Parts of a human skeleton found at a Vail construction site and a waste disposal area in Edwards this summer are likely the remains of a man buried on a ranch in the late 1800s or early 1900s, according to the Eagle County Coroner’s Office.
The discovery of the skeletal remains in June triggered frenzied media speculation that they might belong to Ted Bundy victim Julie Cunningham. Further investigation determined the remains were those of a Caucasian male.
Here’s the full press release from the Eagle County Coroner’s Office:
An investigation into human skeletal remains found in Vail and Edwards in June have led the Eagle County Coroner’s Office to determine the bones are most likely from ranch burial in the late 1800s or early 1900s. The skeleton was discovered on June 26 during the excavation of a construction site in Vail.

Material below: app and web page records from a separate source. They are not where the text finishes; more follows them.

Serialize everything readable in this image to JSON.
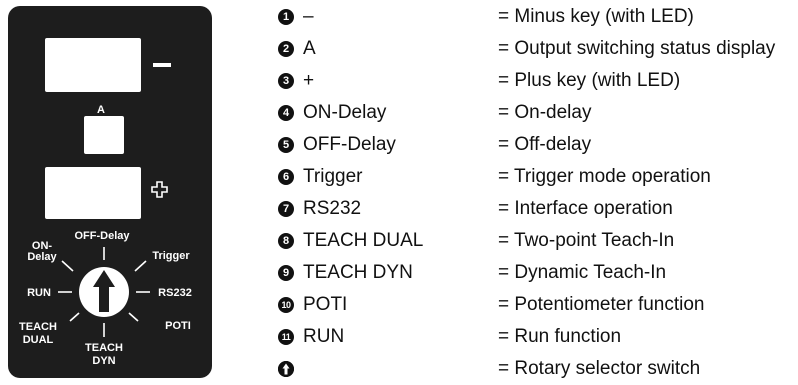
{
  "panel": {
    "display_a_label": "A",
    "minus_symbol": "–",
    "dial_labels": {
      "on_delay_1": "ON-",
      "on_delay_2": "Delay",
      "off_delay": "OFF-Delay",
      "trigger": "Trigger",
      "run": "RUN",
      "rs232": "RS232",
      "teach_dual_1": "TEACH",
      "teach_dual_2": "DUAL",
      "poti": "POTI",
      "teach_dyn_1": "TEACH",
      "teach_dyn_2": "DYN"
    }
  },
  "legend": [
    {
      "n": "1",
      "key": "–",
      "desc": "= Minus key (with LED)"
    },
    {
      "n": "2",
      "key": "A",
      "desc": "= Output switching status display"
    },
    {
      "n": "3",
      "key": "+",
      "desc": "= Plus key (with LED)"
    },
    {
      "n": "4",
      "key": "ON-Delay",
      "desc": "= On-delay"
    },
    {
      "n": "5",
      "key": "OFF-Delay",
      "desc": "= Off-delay"
    },
    {
      "n": "6",
      "key": "Trigger",
      "desc": "= Trigger mode operation"
    },
    {
      "n": "7",
      "key": "RS232",
      "desc": "= Interface operation"
    },
    {
      "n": "8",
      "key": "TEACH DUAL",
      "desc": "= Two-point Teach-In"
    },
    {
      "n": "9",
      "key": "TEACH DYN",
      "desc": "= Dynamic Teach-In"
    },
    {
      "n": "10",
      "key": "POTI",
      "desc": "= Potentiometer function"
    },
    {
      "n": "11",
      "key": "RUN",
      "desc": "= Run function"
    },
    {
      "n": "",
      "key": "",
      "desc": "= Rotary selector switch",
      "icon": "rotary-arrow-icon"
    }
  ]
}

The determination was made with the assistance of Dr. Melissa Conner and Dr. Douglas Scott of Grand Junction, based on artifacts found with the bones which included old wood, nails, glass and three ornate clasps which identified as coffin hardware. In addition, a black silk bowtie was recovered. Date ranges for the hardware design and style of bowtie span from 1880 to 1910. The remains are believed to be those of a white male approximately 5 feet 4 inches to 5 feet 5 inches tall, who was between 30 and 45 years old at the time of his death.
The investigation began when a skull was discovered at a dirt collection site in Edwards. The material was traced back to the Lionshead Inn redevelopment project in Vail, where a femur was subsequently found. Over the following week, approximately 70 percent of the skeletal structure was recovered from the Edwards site.

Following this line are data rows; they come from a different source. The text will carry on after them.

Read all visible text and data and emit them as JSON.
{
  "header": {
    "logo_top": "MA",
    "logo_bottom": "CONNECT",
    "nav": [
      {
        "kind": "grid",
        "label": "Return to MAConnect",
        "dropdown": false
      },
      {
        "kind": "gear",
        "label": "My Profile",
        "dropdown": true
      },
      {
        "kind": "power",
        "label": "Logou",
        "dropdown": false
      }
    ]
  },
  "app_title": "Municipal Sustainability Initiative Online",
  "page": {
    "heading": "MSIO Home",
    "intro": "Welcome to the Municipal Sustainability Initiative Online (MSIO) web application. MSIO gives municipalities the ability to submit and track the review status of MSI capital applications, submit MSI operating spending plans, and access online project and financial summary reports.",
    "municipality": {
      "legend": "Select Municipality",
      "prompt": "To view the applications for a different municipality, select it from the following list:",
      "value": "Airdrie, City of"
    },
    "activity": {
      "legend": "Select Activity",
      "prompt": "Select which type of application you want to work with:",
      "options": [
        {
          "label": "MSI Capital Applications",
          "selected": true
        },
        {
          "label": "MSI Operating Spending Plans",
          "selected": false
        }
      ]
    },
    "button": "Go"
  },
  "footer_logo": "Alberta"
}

Research into the history of the property by the Coroner’s Office resulted in the following findings:
Eagle County Coroner Kara Bettis says based on the age of the skeleton, history of the ranch and location of the bones, a reasonable theory is that the man was buried at the very corner of the original ranch – a common practice for the time period. Food wrappers found near the skeleton indicate the burial site could have been disturbed during construction in the 1970s and the coffin pushed to the edge of the current property boundary, which would account for the tumbled state of the remains when they were found in June.
For now, the identity of the man remains undetermined. “Our investigation points to the strong possibility of the remains being those of either Alford or Charles Larzelere, however without additional evidence, we can’t say for certain,” Bettis said. The remains will be reinterred in Eagle County.
Several agencies participated in the recovery and investigation effort, including the Vail Police Department, Colorado Bureau of Investigation, Colorado Fifth Judicial District Attorney’s Office and the Eagle County Sheriff’s Office. In addition, K-9 teams from law enforcement agencies in Denver and Elbert, Garfield and Jefferson counties assisted with site searches.
Note: A map, photos and scans of historical records are available at: